━━ Available records

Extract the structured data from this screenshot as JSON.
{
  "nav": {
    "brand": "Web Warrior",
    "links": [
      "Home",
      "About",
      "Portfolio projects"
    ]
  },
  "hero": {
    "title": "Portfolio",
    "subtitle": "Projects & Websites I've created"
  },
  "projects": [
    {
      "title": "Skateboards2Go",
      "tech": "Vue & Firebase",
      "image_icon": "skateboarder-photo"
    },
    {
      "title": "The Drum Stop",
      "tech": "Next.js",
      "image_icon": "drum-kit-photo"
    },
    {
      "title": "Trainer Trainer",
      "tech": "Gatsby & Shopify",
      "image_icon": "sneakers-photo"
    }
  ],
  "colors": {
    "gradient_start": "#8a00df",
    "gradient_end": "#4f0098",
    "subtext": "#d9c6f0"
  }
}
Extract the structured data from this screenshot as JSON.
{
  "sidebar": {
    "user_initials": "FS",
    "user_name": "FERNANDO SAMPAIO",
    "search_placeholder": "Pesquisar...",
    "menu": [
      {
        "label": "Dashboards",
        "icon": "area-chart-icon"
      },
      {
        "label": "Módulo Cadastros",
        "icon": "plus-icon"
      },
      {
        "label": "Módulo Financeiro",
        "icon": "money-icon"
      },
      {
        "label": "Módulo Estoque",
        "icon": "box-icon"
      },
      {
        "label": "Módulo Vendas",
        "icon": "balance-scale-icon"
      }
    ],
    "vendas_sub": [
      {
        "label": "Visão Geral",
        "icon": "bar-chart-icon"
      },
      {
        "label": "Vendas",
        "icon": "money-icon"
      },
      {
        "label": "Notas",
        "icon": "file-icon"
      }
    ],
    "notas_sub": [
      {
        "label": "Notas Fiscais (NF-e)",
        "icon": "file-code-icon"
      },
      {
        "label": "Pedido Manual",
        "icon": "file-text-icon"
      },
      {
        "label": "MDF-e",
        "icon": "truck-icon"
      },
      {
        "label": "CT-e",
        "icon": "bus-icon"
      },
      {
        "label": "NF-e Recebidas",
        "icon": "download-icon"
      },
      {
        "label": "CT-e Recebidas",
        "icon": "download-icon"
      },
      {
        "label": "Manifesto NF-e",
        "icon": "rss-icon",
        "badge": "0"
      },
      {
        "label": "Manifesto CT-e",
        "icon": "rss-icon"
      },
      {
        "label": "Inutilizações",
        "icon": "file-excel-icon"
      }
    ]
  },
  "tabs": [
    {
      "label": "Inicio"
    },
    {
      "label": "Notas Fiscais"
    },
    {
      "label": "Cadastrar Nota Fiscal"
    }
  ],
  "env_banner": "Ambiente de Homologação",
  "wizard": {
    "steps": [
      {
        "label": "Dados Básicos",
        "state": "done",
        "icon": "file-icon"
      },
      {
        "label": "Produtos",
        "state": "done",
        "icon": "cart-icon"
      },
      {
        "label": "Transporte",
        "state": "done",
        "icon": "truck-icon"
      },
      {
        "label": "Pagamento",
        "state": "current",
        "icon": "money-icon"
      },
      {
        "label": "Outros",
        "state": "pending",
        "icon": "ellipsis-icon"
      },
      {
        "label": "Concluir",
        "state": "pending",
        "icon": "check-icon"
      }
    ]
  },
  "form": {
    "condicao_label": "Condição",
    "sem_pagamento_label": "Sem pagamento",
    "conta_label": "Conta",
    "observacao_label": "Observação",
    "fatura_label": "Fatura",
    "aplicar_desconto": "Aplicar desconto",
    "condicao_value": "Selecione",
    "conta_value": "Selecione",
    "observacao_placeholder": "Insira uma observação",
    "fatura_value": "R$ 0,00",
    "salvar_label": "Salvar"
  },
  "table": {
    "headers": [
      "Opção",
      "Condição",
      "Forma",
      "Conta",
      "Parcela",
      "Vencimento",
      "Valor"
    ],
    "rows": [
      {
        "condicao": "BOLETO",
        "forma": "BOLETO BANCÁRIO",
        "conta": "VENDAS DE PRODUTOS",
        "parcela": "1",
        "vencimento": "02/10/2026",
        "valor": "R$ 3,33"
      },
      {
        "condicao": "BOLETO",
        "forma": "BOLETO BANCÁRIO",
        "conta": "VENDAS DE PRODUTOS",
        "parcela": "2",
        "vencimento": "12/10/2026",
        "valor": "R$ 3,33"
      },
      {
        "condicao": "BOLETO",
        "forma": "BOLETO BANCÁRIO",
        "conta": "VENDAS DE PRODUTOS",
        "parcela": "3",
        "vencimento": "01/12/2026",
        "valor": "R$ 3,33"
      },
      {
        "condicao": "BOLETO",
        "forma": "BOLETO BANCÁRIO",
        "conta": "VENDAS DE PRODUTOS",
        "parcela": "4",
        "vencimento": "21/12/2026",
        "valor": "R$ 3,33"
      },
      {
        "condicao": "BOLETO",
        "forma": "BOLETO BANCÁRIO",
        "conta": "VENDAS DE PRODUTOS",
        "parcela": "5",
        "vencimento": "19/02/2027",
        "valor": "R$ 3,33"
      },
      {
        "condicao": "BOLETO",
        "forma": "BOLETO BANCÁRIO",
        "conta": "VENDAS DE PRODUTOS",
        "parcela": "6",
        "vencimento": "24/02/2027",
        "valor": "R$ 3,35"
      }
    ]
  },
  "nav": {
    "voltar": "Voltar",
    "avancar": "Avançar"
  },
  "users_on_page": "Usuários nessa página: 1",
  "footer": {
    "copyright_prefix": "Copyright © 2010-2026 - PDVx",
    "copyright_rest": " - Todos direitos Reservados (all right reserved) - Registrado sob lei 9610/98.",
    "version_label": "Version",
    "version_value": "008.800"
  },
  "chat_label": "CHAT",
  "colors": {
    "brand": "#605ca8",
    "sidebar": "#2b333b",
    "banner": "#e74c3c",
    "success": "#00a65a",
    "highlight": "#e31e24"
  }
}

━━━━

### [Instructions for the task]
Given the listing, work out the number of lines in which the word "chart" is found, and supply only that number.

### [Result]
2